We have so many different camera systems available today, that it is getting tougher and tougher to choose between them, especially for those who are just starting out. With mirrorless systems on the rise and advancing at a much faster pace than DSLRs in terms of technology, one might wonder which mirrorless systems are worth a serious consideration. In this article, I want to go over the different mirrorless systems and give my subjective take on each system, stating which ones are the best and the worst, by my order of preference. All of the information presented in the article is based on not only my personal observation and experience, but also the feedback I have been gathering from other sources, including our PL readers.
Today only, and for a limited time (12 hours left), B&H has the NiSi Filter Holder Kit for $89.95. It is great price for such a superb kit, which we have been recommending ever since we had a chance to test it out (see our detailed NiSi Filter Holder Review). The kit includes a nice leather case in which you will find 67mm, 72mm, 77mm and 82mm adapter rings, an 82mm ultra-slim circular polarizer – that’s quite a bit of gear for the price!
Without a doubt, the announcement of the medium format Fujifilm GFX 50S and its revealed price of $6,500 has sent a shockwave across many different photography communities across the world, sparking many discussions and debates about the future of the camera industry.
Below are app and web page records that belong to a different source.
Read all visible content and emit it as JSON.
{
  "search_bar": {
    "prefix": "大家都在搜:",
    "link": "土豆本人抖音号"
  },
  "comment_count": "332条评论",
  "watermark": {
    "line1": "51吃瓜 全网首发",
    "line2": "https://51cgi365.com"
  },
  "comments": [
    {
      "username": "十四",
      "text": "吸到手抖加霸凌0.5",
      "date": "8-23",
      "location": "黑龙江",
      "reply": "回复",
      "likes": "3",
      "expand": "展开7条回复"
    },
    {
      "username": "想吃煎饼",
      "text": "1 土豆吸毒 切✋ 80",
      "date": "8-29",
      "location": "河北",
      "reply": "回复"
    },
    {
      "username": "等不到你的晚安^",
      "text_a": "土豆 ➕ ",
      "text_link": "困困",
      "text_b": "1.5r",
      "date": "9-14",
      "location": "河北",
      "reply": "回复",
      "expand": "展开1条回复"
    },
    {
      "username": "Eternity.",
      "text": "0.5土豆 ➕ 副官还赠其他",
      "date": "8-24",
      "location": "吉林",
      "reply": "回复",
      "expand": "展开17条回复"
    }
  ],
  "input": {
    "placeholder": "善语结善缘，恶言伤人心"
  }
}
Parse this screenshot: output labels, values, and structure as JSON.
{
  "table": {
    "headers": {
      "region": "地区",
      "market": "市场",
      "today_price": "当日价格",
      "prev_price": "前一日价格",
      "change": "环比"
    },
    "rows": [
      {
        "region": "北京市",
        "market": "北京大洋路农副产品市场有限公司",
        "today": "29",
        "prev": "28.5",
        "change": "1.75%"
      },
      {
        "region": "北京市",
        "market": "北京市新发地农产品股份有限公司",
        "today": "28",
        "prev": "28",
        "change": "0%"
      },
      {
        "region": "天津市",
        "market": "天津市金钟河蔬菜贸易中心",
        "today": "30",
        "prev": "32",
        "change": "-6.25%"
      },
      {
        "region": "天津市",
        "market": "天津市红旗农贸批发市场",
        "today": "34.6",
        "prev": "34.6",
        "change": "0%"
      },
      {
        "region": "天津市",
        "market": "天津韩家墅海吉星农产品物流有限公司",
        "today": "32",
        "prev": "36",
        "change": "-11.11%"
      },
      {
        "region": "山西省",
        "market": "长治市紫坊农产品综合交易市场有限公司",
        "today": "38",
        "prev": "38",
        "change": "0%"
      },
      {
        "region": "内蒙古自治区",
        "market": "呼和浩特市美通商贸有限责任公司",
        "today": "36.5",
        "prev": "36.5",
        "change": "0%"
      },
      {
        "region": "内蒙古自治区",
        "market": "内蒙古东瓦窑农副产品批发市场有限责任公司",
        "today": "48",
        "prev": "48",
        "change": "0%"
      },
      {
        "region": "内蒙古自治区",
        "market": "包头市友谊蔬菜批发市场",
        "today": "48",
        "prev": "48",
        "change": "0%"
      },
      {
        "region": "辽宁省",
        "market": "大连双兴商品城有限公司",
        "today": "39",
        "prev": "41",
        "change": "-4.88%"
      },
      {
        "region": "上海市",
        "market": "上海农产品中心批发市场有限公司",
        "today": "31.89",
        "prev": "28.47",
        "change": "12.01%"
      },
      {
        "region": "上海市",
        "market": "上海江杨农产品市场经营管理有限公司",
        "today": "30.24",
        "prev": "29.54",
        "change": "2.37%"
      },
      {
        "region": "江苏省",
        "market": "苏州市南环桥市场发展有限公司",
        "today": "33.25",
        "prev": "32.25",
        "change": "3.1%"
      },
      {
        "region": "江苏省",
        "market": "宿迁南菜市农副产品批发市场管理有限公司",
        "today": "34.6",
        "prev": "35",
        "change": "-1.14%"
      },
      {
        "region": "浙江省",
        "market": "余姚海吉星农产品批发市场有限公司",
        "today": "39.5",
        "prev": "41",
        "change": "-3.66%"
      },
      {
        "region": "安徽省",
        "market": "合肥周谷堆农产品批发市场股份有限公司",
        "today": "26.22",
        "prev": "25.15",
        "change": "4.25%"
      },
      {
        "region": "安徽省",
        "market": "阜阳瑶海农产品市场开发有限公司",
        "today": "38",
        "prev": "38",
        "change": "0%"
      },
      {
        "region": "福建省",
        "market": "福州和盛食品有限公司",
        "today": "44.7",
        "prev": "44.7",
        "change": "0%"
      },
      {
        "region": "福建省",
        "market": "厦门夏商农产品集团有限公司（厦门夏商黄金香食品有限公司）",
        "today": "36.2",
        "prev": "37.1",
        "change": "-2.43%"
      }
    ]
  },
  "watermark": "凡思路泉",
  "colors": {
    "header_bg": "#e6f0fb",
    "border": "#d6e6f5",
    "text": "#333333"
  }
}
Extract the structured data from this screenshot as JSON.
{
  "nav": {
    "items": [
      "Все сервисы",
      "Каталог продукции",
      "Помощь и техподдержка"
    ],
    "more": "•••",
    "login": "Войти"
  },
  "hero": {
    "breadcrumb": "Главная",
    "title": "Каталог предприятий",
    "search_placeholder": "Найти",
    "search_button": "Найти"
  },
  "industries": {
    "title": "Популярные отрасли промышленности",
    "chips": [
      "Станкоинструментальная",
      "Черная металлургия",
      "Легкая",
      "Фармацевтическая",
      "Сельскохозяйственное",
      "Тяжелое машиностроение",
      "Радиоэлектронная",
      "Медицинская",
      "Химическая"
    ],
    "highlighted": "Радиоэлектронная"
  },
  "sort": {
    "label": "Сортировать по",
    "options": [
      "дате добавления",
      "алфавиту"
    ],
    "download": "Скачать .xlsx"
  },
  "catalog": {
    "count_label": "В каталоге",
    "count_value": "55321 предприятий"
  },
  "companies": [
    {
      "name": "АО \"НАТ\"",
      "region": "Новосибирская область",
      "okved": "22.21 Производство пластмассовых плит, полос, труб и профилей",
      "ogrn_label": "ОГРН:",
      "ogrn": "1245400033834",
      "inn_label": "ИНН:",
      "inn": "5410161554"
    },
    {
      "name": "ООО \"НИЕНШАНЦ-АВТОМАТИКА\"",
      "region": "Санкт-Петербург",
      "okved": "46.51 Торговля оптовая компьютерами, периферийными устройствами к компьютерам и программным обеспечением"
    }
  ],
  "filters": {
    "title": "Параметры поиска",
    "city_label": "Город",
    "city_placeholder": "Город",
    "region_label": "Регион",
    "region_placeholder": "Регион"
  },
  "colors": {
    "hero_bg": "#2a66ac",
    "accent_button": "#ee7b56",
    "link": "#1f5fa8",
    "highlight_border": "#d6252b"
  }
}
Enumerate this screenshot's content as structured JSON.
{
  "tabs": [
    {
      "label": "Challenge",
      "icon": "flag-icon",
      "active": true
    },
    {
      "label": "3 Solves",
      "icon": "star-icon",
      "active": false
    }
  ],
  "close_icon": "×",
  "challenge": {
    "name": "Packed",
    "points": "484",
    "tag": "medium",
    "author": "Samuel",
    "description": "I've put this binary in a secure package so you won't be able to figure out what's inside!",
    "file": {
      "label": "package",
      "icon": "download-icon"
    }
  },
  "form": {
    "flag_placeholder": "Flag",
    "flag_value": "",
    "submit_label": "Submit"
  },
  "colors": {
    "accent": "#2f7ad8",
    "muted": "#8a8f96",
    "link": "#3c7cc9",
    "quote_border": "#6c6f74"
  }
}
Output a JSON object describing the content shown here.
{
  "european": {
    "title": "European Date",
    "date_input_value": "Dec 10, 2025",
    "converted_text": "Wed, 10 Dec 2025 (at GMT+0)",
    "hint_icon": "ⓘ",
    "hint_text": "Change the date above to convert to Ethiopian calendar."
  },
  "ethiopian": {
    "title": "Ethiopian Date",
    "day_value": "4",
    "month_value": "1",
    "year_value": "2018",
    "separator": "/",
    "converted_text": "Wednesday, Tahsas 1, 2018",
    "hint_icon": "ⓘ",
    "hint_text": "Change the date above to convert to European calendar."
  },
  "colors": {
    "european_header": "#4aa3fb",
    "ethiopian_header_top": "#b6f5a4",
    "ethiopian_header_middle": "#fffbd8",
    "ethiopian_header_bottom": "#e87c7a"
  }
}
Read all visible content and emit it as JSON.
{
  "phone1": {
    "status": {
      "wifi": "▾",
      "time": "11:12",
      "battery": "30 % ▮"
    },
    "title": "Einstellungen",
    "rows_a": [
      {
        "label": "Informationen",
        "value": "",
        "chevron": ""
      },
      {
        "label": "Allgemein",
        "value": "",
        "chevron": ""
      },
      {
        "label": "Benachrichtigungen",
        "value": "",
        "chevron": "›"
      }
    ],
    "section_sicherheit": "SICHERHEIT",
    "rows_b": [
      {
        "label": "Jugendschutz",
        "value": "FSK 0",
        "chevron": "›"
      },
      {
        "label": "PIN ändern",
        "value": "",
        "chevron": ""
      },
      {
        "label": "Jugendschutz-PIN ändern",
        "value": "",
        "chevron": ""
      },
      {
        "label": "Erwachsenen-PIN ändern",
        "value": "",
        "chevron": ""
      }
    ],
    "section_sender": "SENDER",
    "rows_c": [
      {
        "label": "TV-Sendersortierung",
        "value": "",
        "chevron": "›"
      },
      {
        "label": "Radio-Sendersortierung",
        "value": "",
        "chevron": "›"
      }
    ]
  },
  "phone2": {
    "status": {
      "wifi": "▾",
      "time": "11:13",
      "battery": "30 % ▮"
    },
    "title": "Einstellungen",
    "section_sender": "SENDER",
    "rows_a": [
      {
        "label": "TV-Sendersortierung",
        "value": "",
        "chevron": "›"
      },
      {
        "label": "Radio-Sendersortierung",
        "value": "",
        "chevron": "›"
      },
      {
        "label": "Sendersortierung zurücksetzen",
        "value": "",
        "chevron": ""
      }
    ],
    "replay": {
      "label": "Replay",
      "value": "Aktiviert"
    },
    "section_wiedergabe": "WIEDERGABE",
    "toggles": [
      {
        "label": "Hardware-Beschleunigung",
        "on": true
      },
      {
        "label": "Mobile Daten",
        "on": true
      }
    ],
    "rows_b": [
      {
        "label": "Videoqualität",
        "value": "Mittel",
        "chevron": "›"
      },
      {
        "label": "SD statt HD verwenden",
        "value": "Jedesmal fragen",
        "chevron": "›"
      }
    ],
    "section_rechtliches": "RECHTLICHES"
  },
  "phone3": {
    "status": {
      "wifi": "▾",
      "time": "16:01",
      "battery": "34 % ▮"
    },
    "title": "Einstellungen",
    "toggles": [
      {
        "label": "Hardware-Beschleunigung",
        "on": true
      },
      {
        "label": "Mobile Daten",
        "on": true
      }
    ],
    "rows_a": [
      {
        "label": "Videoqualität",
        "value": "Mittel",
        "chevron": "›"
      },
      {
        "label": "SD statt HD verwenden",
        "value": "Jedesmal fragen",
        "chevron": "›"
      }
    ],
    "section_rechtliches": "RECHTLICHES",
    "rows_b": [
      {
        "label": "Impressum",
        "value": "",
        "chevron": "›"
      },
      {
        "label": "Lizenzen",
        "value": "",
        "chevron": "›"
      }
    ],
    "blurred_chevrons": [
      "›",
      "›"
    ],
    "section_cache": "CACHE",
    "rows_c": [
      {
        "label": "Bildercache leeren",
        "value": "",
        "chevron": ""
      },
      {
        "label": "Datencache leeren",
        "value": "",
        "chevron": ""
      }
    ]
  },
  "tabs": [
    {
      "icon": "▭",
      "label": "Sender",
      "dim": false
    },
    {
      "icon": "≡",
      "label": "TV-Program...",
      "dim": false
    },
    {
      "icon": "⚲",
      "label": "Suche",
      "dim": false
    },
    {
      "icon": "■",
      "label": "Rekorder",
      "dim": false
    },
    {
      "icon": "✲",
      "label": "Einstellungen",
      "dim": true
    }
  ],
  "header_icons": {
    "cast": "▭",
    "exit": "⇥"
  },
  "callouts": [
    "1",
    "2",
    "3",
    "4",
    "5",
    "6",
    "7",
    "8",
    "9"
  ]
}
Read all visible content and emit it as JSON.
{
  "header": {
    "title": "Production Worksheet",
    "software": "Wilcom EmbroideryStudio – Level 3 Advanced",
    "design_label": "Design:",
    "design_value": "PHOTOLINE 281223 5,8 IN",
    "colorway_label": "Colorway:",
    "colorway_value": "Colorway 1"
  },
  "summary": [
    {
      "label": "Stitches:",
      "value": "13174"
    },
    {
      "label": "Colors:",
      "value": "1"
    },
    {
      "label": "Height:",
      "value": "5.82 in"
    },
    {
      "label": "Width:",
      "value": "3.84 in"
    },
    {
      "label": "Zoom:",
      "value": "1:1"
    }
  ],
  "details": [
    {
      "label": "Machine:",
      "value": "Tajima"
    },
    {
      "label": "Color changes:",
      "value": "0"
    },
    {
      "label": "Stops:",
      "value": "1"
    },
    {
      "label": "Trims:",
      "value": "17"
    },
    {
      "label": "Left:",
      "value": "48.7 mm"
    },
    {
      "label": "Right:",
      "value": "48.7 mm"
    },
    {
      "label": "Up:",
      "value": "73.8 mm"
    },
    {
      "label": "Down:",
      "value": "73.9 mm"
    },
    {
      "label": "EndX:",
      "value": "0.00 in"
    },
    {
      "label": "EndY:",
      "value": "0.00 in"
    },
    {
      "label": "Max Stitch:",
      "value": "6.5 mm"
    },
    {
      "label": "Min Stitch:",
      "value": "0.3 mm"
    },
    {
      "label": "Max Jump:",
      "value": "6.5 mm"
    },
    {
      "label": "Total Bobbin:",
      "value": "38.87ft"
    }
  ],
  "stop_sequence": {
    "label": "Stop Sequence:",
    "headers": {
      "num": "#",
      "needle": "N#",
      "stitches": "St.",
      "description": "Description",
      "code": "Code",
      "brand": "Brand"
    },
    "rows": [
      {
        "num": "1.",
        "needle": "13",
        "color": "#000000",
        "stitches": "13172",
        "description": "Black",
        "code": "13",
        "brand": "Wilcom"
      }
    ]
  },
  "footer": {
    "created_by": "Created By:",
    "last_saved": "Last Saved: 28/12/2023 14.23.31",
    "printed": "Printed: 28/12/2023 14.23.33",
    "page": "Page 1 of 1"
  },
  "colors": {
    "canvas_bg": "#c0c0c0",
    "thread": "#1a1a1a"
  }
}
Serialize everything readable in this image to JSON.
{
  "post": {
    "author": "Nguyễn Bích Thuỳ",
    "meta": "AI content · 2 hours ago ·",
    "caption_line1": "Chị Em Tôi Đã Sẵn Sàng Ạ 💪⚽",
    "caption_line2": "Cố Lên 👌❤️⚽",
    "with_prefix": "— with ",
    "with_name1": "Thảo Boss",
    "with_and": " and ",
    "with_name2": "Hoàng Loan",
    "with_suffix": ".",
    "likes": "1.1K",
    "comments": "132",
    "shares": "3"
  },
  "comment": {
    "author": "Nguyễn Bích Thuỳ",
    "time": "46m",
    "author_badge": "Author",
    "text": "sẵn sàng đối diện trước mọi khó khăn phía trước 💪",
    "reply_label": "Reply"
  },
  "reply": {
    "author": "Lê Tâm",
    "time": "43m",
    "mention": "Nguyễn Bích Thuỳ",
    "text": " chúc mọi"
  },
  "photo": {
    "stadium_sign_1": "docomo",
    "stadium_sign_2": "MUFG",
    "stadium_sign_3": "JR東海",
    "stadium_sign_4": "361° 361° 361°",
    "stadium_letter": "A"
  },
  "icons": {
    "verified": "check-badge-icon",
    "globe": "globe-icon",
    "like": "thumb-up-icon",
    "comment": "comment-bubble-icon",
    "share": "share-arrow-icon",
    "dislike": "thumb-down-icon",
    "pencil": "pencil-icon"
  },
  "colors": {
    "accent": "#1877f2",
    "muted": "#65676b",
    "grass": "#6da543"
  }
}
We now have a medium format mirrorless camera that is lighter and more compact than a typical full-frame DSLR, with a price point of a top-of-the-line DSLR like the Nikon D5. Significantly cheaper than any other digital medium format camera on the market today and less expensive than the recently-announced Hasselblad X1D-50c, or even the discounted Pentax 645Z. This is a groundbreaking and brave move on behalf of Fuji, which jumped directly to medium format from its current APS-C X-series cameras, completely skipping over full-frame. In this article, I would like to go over some information on why it may or may not make sense to invest in the Fuji GFX 50S for photographers who have been shooting with Fuji X-series or other full-frame cameras.
It is a big day today for Fuji, since the company finally revealed the price of the GFX 50S, which, at $6500, happens to be lower than any other medium format camera on the market, including the Pentax 645Z. In addition, the company announced a brand new lens for its Fuji X-series cameras, the Fuji XF 50mm f/2 R WR, along with two updated cameras, the Fuji X-T20 and the X100F. While the X100F seems to be an incremental update with few changes, it is exciting to see both the XF 50mm f/2 WR and the “mini X-T2” in the form of the X-T20.